Segment Start: DATASET

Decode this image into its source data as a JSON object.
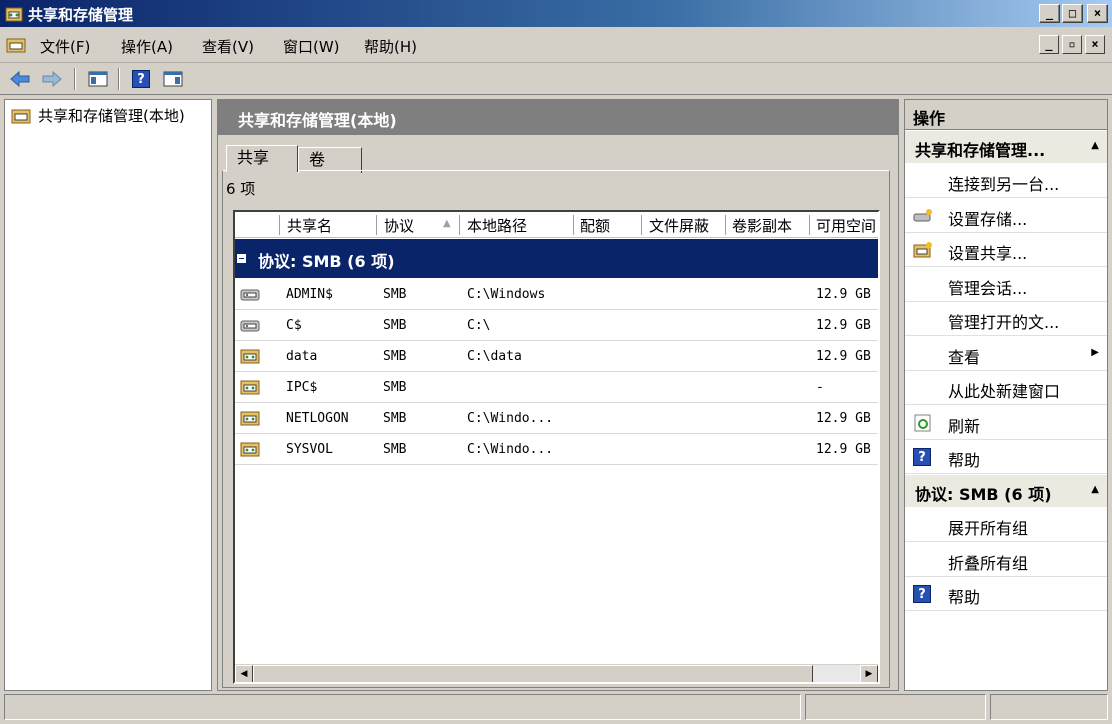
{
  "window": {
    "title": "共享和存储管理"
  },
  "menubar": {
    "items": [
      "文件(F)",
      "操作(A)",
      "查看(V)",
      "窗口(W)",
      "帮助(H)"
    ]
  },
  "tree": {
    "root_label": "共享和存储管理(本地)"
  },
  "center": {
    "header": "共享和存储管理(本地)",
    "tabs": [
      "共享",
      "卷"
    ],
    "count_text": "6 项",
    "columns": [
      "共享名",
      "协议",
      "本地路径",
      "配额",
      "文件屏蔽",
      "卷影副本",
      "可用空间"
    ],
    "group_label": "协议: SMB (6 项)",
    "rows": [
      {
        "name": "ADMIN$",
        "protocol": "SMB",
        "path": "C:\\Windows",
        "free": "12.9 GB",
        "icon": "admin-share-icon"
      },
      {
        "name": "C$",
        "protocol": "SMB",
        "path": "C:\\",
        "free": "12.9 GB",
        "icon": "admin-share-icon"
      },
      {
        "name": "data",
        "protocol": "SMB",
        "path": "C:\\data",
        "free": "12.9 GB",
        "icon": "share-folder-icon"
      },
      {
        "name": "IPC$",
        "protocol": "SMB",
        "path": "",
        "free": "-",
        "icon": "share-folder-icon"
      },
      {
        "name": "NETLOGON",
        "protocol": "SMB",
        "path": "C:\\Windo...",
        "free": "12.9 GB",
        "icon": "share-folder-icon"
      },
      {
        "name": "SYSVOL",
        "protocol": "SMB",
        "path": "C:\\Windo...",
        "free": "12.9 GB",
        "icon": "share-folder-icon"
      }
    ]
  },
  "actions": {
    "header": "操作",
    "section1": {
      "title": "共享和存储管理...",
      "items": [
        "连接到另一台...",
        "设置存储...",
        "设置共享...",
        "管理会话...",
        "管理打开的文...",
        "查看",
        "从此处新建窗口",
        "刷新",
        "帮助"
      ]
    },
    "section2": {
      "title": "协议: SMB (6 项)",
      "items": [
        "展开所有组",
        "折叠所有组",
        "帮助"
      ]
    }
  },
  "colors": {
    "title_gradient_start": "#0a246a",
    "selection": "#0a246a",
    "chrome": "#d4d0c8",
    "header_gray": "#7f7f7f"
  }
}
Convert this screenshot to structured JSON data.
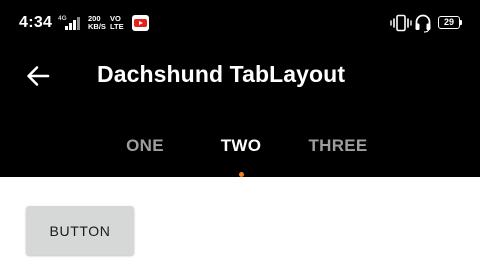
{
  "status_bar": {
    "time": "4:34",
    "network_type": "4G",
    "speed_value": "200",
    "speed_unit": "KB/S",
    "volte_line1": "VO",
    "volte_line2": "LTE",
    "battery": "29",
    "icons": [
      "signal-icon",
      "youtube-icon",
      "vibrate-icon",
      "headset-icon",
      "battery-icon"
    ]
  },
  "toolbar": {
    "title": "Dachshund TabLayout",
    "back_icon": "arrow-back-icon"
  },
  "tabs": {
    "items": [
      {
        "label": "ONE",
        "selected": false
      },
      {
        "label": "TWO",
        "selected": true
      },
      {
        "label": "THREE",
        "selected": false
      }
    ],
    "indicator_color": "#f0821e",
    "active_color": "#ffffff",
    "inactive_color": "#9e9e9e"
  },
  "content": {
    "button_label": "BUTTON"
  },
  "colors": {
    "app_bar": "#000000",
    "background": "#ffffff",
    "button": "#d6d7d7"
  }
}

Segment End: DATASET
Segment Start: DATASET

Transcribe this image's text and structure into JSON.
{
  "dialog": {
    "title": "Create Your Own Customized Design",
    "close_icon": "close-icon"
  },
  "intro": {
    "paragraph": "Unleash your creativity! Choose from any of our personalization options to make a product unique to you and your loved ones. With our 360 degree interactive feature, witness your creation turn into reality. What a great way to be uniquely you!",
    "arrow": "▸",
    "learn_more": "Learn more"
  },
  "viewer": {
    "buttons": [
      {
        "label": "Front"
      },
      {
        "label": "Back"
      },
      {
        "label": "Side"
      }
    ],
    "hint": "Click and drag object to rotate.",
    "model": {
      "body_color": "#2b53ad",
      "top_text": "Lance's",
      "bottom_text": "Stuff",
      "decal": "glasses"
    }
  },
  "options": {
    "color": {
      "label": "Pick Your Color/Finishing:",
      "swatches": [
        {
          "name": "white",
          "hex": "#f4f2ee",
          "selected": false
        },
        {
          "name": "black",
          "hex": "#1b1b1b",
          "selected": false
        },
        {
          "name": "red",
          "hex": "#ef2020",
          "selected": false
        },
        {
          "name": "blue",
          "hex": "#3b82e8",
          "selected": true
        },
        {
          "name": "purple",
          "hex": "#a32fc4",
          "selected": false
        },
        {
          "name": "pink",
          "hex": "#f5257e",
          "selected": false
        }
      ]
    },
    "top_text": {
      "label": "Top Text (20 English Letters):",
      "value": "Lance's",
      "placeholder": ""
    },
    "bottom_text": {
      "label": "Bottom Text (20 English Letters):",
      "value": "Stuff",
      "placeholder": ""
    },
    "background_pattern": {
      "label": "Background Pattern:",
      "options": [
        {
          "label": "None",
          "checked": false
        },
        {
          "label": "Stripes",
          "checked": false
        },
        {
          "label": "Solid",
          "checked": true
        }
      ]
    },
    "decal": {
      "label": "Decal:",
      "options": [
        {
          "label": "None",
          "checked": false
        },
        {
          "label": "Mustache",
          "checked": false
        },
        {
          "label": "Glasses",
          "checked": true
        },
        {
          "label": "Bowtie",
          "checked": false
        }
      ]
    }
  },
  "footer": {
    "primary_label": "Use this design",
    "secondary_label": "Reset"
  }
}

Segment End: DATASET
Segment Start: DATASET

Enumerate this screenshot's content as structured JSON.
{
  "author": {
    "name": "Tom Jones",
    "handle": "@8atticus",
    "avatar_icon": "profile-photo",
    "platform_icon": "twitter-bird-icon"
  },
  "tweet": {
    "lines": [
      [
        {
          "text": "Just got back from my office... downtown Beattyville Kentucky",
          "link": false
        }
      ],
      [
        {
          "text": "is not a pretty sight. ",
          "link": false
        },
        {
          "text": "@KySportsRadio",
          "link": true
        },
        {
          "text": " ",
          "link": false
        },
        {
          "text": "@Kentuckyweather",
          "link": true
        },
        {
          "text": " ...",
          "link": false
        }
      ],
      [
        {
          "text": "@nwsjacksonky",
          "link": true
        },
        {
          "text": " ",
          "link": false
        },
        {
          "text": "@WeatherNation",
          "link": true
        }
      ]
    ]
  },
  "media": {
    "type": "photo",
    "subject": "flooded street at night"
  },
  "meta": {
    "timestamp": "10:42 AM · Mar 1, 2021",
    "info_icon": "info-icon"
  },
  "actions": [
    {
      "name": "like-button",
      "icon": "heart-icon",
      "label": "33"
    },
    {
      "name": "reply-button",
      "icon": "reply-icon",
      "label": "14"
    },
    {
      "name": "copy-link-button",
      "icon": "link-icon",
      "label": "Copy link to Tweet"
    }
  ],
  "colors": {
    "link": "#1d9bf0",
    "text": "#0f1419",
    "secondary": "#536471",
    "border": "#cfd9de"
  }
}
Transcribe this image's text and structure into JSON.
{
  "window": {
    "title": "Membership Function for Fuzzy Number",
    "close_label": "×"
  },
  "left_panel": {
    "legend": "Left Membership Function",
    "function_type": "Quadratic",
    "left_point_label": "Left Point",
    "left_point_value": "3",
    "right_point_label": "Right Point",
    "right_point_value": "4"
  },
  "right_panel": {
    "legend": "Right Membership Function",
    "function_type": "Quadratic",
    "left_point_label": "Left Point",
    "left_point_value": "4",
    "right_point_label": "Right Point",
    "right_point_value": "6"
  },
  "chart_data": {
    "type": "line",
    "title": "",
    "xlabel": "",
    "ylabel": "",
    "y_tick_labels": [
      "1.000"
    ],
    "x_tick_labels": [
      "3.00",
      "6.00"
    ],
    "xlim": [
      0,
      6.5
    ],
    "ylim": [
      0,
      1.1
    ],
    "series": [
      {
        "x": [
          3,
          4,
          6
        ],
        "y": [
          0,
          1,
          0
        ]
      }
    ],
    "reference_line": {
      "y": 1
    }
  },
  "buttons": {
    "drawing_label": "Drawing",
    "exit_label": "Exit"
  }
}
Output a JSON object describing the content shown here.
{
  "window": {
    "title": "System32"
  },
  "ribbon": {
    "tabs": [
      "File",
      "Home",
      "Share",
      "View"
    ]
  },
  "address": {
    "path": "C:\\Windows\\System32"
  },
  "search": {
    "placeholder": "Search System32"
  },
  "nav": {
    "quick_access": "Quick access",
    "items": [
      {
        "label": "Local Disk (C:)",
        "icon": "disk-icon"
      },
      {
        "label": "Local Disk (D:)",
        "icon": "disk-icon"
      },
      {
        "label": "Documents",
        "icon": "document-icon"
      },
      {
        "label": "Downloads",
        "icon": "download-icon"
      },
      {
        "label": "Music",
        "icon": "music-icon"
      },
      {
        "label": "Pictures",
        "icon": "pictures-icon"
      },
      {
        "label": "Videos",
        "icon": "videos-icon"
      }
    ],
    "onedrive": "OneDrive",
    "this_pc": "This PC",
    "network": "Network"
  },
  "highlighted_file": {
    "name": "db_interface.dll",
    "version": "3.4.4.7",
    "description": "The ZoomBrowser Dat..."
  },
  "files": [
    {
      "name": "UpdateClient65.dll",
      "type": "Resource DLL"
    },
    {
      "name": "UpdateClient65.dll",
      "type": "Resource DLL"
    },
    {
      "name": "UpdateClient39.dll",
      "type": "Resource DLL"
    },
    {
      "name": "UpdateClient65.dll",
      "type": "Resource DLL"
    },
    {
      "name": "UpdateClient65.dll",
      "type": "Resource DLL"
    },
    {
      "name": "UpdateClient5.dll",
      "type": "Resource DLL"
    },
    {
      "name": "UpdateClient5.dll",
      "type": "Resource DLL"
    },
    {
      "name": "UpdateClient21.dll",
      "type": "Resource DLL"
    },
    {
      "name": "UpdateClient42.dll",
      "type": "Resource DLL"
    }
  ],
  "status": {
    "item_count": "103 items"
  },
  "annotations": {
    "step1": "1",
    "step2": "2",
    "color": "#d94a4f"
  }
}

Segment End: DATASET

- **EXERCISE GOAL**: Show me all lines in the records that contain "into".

- **TASK OUTPUT**:
Decode this image into its source data as a JSON object.
Transcribe this image's text and structure into JSON.
    "paragraph": "Unleash your creativity! Choose from any of our personalization options to make a product unique to you and your loved ones. With our 360 degree interactive feature, witness your creation turn into reality. What a great way to be uniquely you!",
Transcribe this image's text and structure into JSON.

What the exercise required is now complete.